Multiple currencies: Costs of Multiple Currencies
Multiple currencies: Benefits of Multiple Currencies
Multiple currencies: Need to Weigh the Costs and Benefits
Although multiple currencies have benefits, they also have a number of costs.An important cost is the loss of flexibility in the conduct of monetary policy. It is generally believed that central banks can help smooth the fluctuations affecting an economy with the judicious use of monetary policy. In a recession, an expansionary monetary policy can stimulate the economy; in an expansion, a tight monetary policy can prevent the economy from growing too fast.
Multiple currencies reduce the central bank’s ability to stimulate the economy with an expansionary policy that increases the rate of growth of the money supply. Moreover, monetary policy is less effective since it affects only a fraction of the economic activity.The central bank is unable to stabilize the local economy as well as it could if multiple currencies did not circulate. The consequence is volatility that hurts businesses and consumers.

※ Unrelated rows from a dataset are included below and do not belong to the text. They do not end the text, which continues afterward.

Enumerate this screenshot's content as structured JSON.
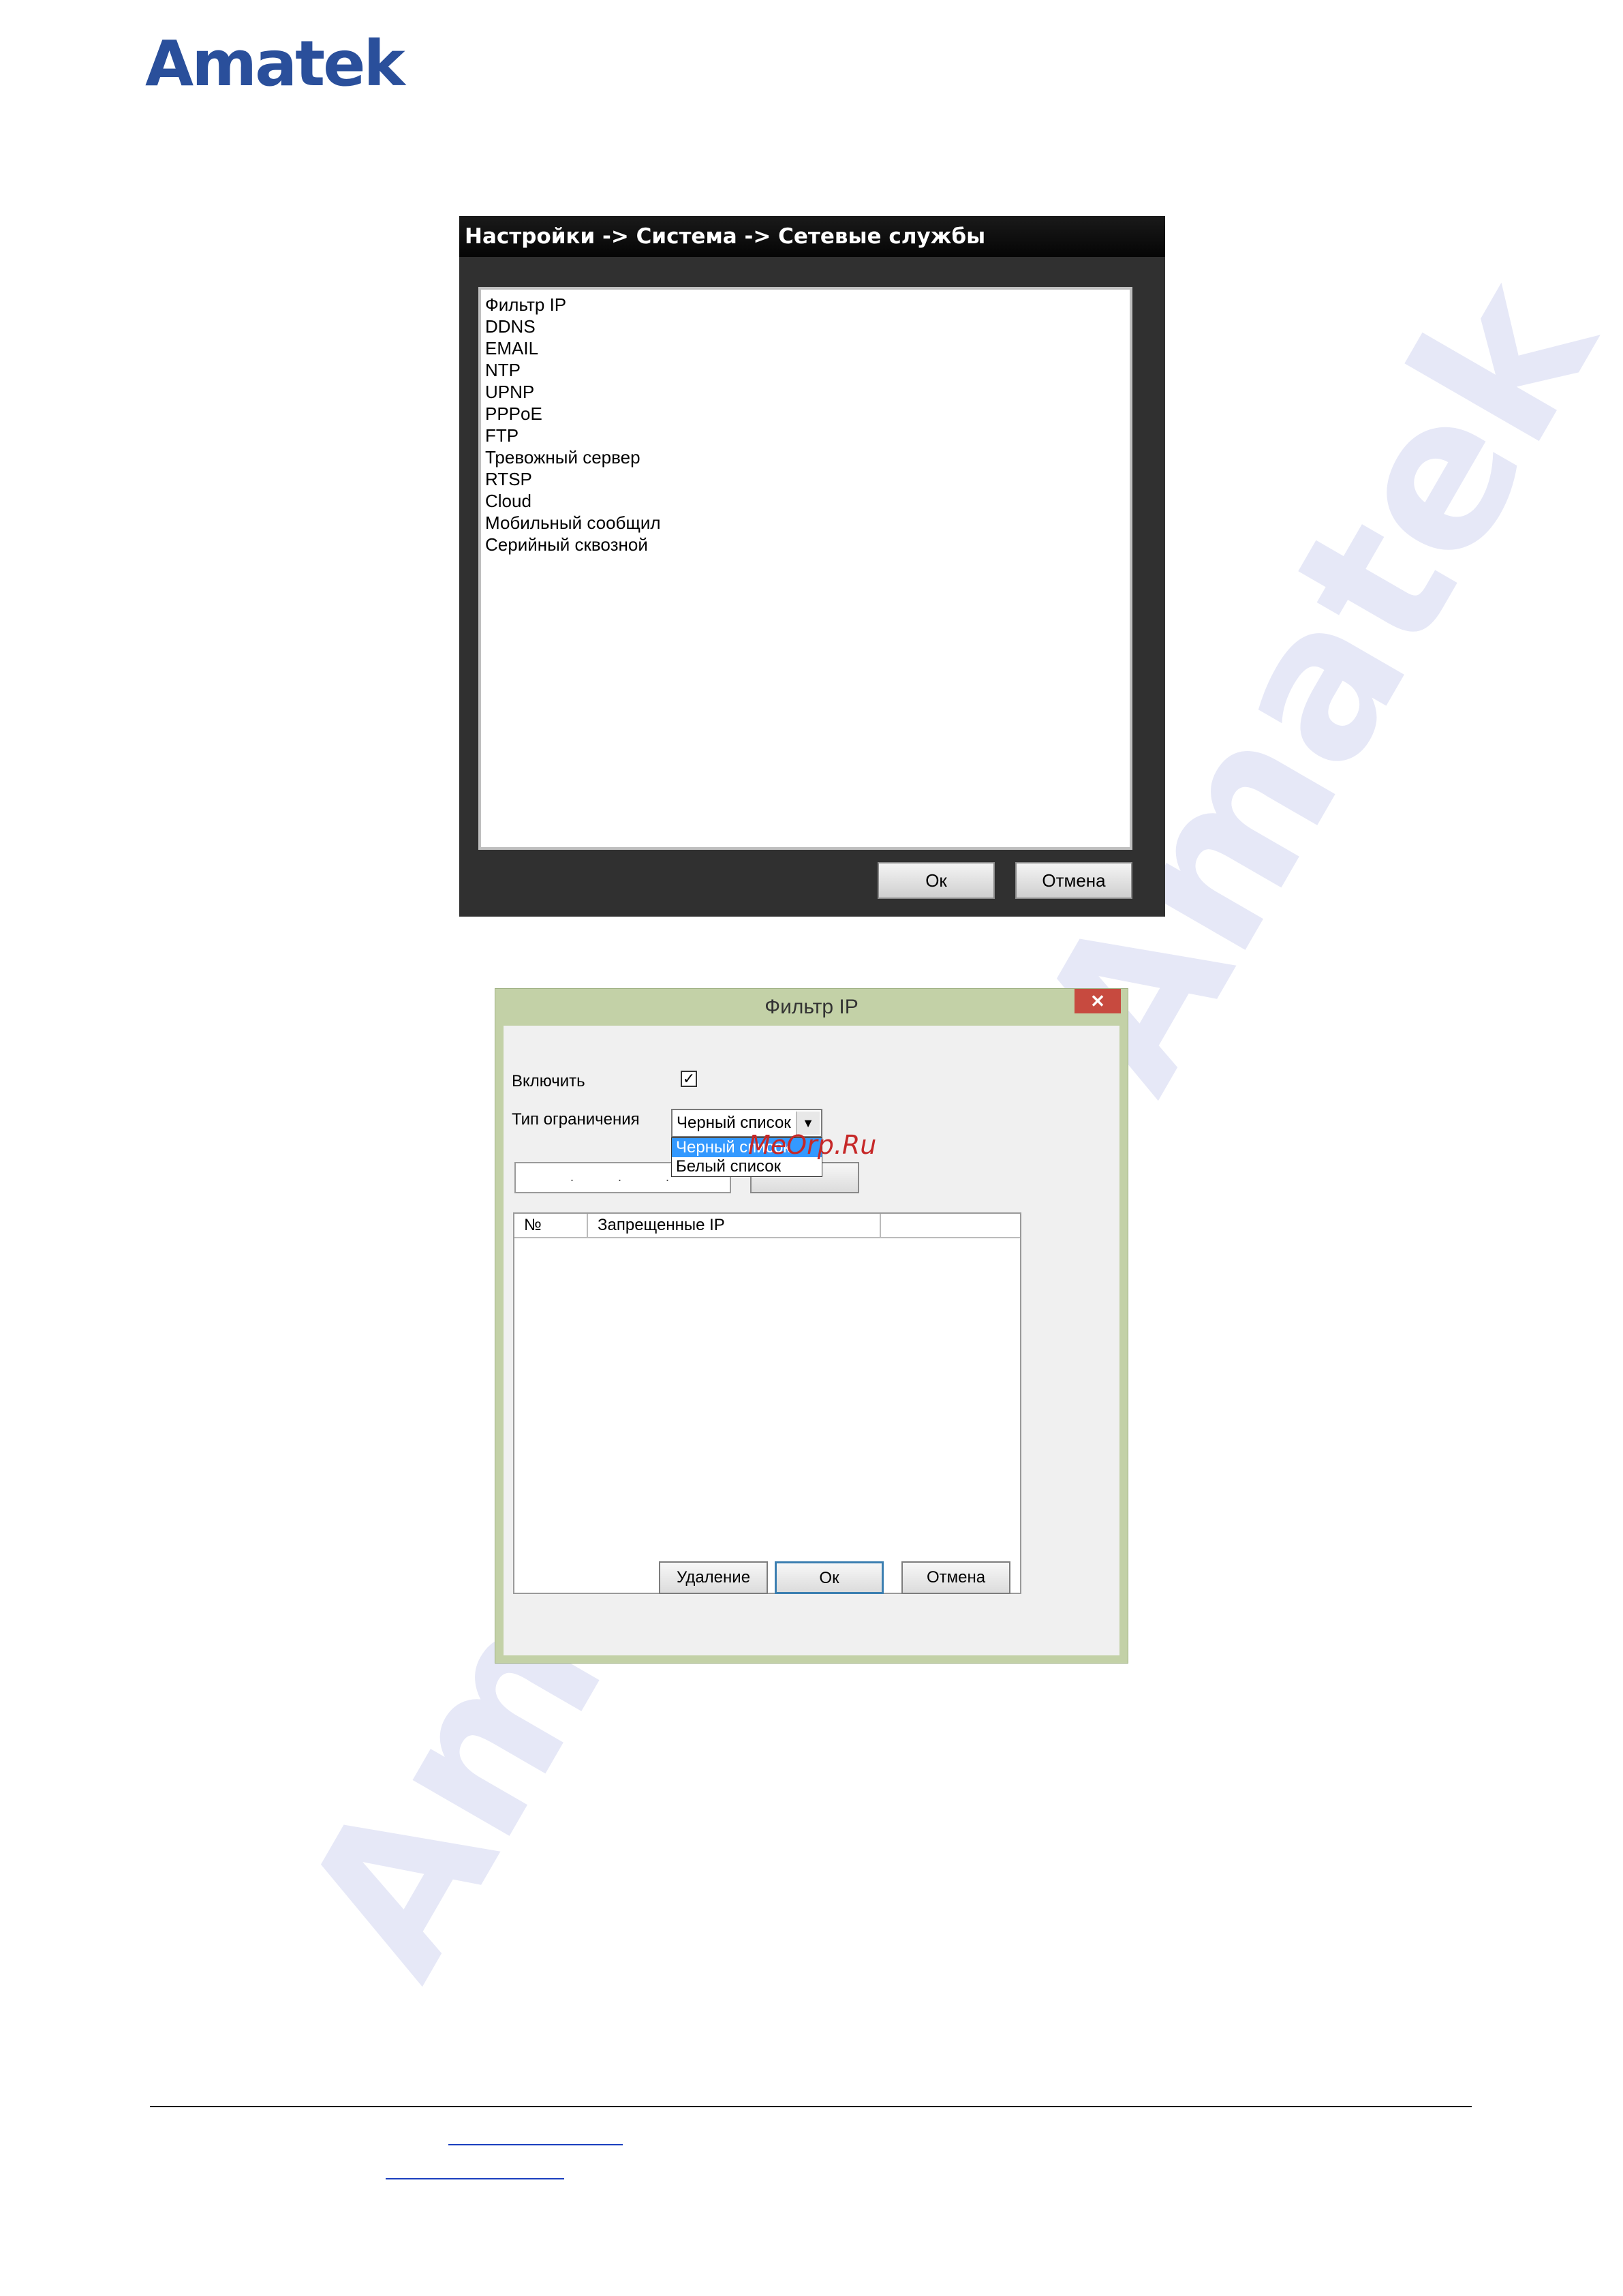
{
  "logo": {
    "text": "Amatek",
    "color": "#2a4f9b"
  },
  "watermarks": [
    "Amatek",
    "Amatek"
  ],
  "dvr": {
    "title": "Настройки -> Система -> Сетевые службы",
    "items": [
      "Фильтр IP",
      "DDNS",
      "EMAIL",
      "NTP",
      "UPNP",
      "PPPoE",
      "FTP",
      "Тревожный сервер",
      "RTSP",
      "Cloud",
      "Мобильный сообщил",
      "Серийный сквозной"
    ],
    "ok_label": "Ок",
    "cancel_label": "Отмена"
  },
  "dialog": {
    "title": "Фильтр IP",
    "close_icon": "close-icon",
    "enable_label": "Включить",
    "enable_checked": true,
    "restriction_label": "Тип ограничения",
    "restriction_value": "Черный список",
    "options": [
      "Черный список",
      "Белый список"
    ],
    "ip_value": ". . .",
    "stamp": "MeOrp.Ru",
    "columns": [
      "№",
      "Запрещенные IP",
      ""
    ],
    "delete_label": "Удаление",
    "ok_label": "Ок",
    "cancel_label": "Отмена",
    "titlebar_color": "#c3d1a7",
    "close_color": "#c74a3f",
    "selection_color": "#3399ff"
  }
}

Of course, the constraint imposed on monetary policy bymultiple currencies is partly by design. The benefits of multiple currencies arise because the monetary authority has a tendency to choose a monetary policy that is too loose. There is a trade-off between reducing the incentives of the monetary authority to choose high inflation and giving it flexibility to stimulate the economy. Multiple currencies can be socially desirable if the costs of high inflation are higher than the benefits of stabilization policy.This is likely to be the case when themonetary authority finds it especially difficult to implement low inflation.

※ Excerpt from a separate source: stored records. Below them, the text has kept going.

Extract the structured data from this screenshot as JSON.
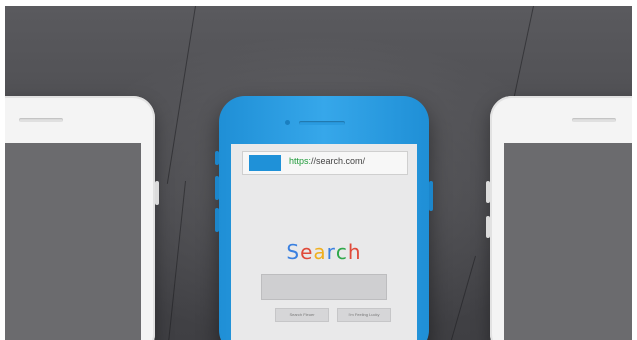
{
  "browser": {
    "url_scheme": "https:",
    "url_rest": "//search.com/"
  },
  "search_page": {
    "title_letters": [
      {
        "char": "S",
        "color": "#3a80e0"
      },
      {
        "char": "e",
        "color": "#e04a3a"
      },
      {
        "char": "a",
        "color": "#f0b020"
      },
      {
        "char": "r",
        "color": "#3a80e0"
      },
      {
        "char": "c",
        "color": "#2fa84a"
      },
      {
        "char": "h",
        "color": "#e04a3a"
      }
    ],
    "search_button_label": "Search Fleuer",
    "lucky_button_label": "I'm Feeling Lucky"
  },
  "colors": {
    "background": "#4b4b4f",
    "center_phone": "#2c9fe4",
    "side_phones": "#f4f4f4",
    "side_screens": "#6b6b6e",
    "url_tab": "#1f91d8"
  },
  "objects": [
    "left-white-phone",
    "center-blue-phone",
    "right-white-phone"
  ]
}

The use of multiple currencies also reduces flexibility in other areas, such as the ability of the central bank to implement lender-of-last-resort policies. In cases of financial crises, the central bank can sometime enhance the stability of the financial system by temporarily providing a large amount of liquidity. The effectiveness of this kind of policy is likely to decline in the presence ofmultiple currencies. This is especially true if the financial systemrelies heavily on the foreign currency. For example, a lender-of-lastresort policy to prevent bank runs is less effective if a large fraction of deposits at banks are denominated in dollars. An additional cost of multiple currencies is the inconvenience experienced by businesses and consumers when they have to deal with several currencies, such as keeping track of inventories for each currency.